■ **Work required**
Everything in the listing below should be written out again exactly, except the pictures.

[[ Provided entries, beginning ]]

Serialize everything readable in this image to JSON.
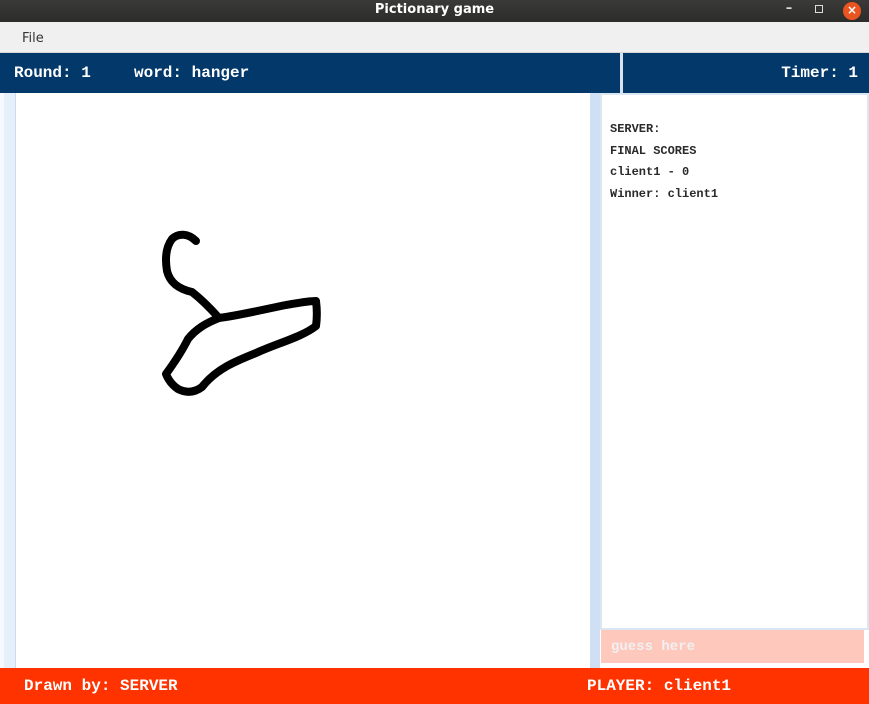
{
  "window": {
    "title": "Pictionary game",
    "minimize_glyph": "–",
    "close_glyph": "×"
  },
  "menu": {
    "file_label": "File"
  },
  "header": {
    "round_label": "Round: 1",
    "word_label": "word: hanger",
    "timer_label": "Timer: 1"
  },
  "canvas": {
    "drawing_subject": "hanger",
    "stroke_color": "#000000"
  },
  "chat": {
    "lines": [
      "SERVER:",
      "FINAL SCORES",
      "client1 - 0",
      "Winner: client1"
    ],
    "guess_placeholder": "guess here"
  },
  "footer": {
    "drawn_by_label": "Drawn by: SERVER",
    "player_label": "PLAYER: client1"
  },
  "colors": {
    "header_bg": "#03386a",
    "footer_bg": "#ff3300",
    "guess_bg": "#ffc8bd",
    "close_button": "#e95420"
  },
  "icons": {
    "minimize": "minimize-icon",
    "maximize": "maximize-icon",
    "close": "close-icon"
  }
}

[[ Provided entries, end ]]

■ **Written response**
Serialize everything readable in this image to JSON.
{
  "window": {
    "title": "Pictionary game",
    "minimize_glyph": "–",
    "close_glyph": "×"
  },
  "menu": {
    "file_label": "File"
  },
  "header": {
    "round_label": "Round: 1",
    "word_label": "word: hanger",
    "timer_label": "Timer: 1"
  },
  "canvas": {
    "drawing_subject": "hanger",
    "stroke_color": "#000000"
  },
  "chat": {
    "lines": [
      "SERVER:",
      "FINAL SCORES",
      "client1 - 0",
      "Winner: client1"
    ],
    "guess_placeholder": "guess here"
  },
  "footer": {
    "drawn_by_label": "Drawn by: SERVER",
    "player_label": "PLAYER: client1"
  },
  "colors": {
    "header_bg": "#03386a",
    "footer_bg": "#ff3300",
    "guess_bg": "#ffc8bd",
    "close_button": "#e95420"
  },
  "icons": {
    "minimize": "minimize-icon",
    "maximize": "maximize-icon",
    "close": "close-icon"
  }
}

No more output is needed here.